Exercise instructions: In full and unchanged, output the entries that follow.

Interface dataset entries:
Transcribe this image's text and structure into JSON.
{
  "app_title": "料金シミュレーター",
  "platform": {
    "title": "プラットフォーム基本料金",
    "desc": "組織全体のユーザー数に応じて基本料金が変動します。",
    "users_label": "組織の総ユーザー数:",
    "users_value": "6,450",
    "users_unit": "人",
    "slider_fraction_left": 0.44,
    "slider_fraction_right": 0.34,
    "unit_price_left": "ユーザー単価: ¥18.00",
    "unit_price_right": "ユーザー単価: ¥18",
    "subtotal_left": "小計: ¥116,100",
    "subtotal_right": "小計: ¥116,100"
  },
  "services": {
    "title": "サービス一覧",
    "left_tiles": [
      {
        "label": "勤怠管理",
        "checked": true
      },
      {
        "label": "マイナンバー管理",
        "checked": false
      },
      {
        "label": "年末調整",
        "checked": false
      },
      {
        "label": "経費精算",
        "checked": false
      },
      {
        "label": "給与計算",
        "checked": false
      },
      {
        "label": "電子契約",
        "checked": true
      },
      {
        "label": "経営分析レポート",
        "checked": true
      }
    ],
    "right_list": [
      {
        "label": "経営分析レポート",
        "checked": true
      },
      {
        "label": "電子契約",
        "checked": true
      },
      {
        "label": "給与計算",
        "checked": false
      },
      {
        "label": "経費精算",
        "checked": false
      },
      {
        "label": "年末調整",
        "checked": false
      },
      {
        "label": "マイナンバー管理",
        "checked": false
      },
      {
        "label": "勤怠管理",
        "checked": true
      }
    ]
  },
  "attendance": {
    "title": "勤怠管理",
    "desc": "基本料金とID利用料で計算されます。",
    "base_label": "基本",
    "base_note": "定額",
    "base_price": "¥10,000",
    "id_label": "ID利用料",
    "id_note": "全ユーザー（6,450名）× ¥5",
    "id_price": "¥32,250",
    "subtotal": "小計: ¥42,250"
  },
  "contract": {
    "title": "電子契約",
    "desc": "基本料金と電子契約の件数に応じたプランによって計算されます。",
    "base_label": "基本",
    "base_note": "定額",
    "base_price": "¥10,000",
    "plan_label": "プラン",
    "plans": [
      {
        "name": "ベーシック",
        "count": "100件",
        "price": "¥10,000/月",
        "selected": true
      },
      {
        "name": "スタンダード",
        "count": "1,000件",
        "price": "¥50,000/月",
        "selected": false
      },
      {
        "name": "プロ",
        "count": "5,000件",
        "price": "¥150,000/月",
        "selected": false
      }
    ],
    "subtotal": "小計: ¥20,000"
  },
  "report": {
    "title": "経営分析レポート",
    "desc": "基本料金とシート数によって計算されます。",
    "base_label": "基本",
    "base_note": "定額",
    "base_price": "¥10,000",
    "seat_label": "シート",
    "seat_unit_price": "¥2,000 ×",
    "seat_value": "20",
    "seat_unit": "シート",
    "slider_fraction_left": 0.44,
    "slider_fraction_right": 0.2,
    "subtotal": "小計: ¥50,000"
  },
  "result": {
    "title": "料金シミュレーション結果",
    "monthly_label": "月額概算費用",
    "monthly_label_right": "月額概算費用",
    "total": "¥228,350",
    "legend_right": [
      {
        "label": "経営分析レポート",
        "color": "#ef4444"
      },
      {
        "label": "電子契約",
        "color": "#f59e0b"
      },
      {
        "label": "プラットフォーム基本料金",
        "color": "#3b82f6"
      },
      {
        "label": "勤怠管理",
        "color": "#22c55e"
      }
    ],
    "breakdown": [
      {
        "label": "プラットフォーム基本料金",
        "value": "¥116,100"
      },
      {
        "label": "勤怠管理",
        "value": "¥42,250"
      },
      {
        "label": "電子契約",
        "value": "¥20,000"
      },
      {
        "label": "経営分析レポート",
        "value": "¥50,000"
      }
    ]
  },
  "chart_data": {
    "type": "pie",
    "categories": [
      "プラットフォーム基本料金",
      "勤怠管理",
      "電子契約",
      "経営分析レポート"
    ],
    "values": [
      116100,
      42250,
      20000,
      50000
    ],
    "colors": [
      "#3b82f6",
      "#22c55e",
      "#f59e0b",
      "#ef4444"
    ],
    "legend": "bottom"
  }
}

Task solution:
Transcribe this image's text and structure into JSON.
{
  "app_title": "料金シミュレーター",
  "platform": {
    "title": "プラットフォーム基本料金",
    "desc": "組織全体のユーザー数に応じて基本料金が変動します。",
    "users_label": "組織の総ユーザー数:",
    "users_value": "6,450",
    "users_unit": "人",
    "slider_fraction_left": 0.44,
    "slider_fraction_right": 0.34,
    "unit_price_left": "ユーザー単価: ¥18.00",
    "unit_price_right": "ユーザー単価: ¥18",
    "subtotal_left": "小計: ¥116,100",
    "subtotal_right": "小計: ¥116,100"
  },
  "services": {
    "title": "サービス一覧",
    "left_tiles": [
      {
        "label": "勤怠管理",
        "checked": true
      },
      {
        "label": "マイナンバー管理",
        "checked": false
      },
      {
        "label": "年末調整",
        "checked": false
      },
      {
        "label": "経費精算",
        "checked": false
      },
      {
        "label": "給与計算",
        "checked": false
      },
      {
        "label": "電子契約",
        "checked": true
      },
      {
        "label": "経営分析レポート",
        "checked": true
      }
    ],
    "right_list": [
      {
        "label": "経営分析レポート",
        "checked": true
      },
      {
        "label": "電子契約",
        "checked": true
      },
      {
        "label": "給与計算",
        "checked": false
      },
      {
        "label": "経費精算",
        "checked": false
      },
      {
        "label": "年末調整",
        "checked": false
      },
      {
        "label": "マイナンバー管理",
        "checked": false
      },
      {
        "label": "勤怠管理",
        "checked": true
      }
    ]
  },
  "attendance": {
    "title": "勤怠管理",
    "desc": "基本料金とID利用料で計算されます。",
    "base_label": "基本",
    "base_note": "定額",
    "base_price": "¥10,000",
    "id_label": "ID利用料",
    "id_note": "全ユーザー（6,450名）× ¥5",
    "id_price": "¥32,250",
    "subtotal": "小計: ¥42,250"
  },
  "contract": {
    "title": "電子契約",
    "desc": "基本料金と電子契約の件数に応じたプランによって計算されます。",
    "base_label": "基本",
    "base_note": "定額",
    "base_price": "¥10,000",
    "plan_label": "プラン",
    "plans": [
      {
        "name": "ベーシック",
        "count": "100件",
        "price": "¥10,000/月",
        "selected": true
      },
      {
        "name": "スタンダード",
        "count": "1,000件",
        "price": "¥50,000/月",
        "selected": false
      },
      {
        "name": "プロ",
        "count": "5,000件",
        "price": "¥150,000/月",
        "selected": false
      }
    ],
    "subtotal": "小計: ¥20,000"
  },
  "report": {
    "title": "経営分析レポート",
    "desc": "基本料金とシート数によって計算されます。",
    "base_label": "基本",
    "base_note": "定額",
    "base_price": "¥10,000",
    "seat_label": "シート",
    "seat_unit_price": "¥2,000 ×",
    "seat_value": "20",
    "seat_unit": "シート",
    "slider_fraction_left": 0.44,
    "slider_fraction_right": 0.2,
    "subtotal": "小計: ¥50,000"
  },
  "result": {
    "title": "料金シミュレーション結果",
    "monthly_label": "月額概算費用",
    "monthly_label_right": "月額概算費用",
    "total": "¥228,350",
    "legend_right": [
      {
        "label": "経営分析レポート",
        "color": "#ef4444"
      },
      {
        "label": "電子契約",
        "color": "#f59e0b"
      },
      {
        "label": "プラットフォーム基本料金",
        "color": "#3b82f6"
      },
      {
        "label": "勤怠管理",
        "color": "#22c55e"
      }
    ],
    "breakdown": [
      {
        "label": "プラットフォーム基本料金",
        "value": "¥116,100"
      },
      {
        "label": "勤怠管理",
        "value": "¥42,250"
      },
      {
        "label": "電子契約",
        "value": "¥20,000"
      },
      {
        "label": "経営分析レポート",
        "value": "¥50,000"
      }
    ]
  },
  "chart_data": {
    "type": "pie",
    "categories": [
      "プラットフォーム基本料金",
      "勤怠管理",
      "電子契約",
      "経営分析レポート"
    ],
    "values": [
      116100,
      42250,
      20000,
      50000
    ],
    "colors": [
      "#3b82f6",
      "#22c55e",
      "#f59e0b",
      "#ef4444"
    ],
    "legend": "bottom"
  }
}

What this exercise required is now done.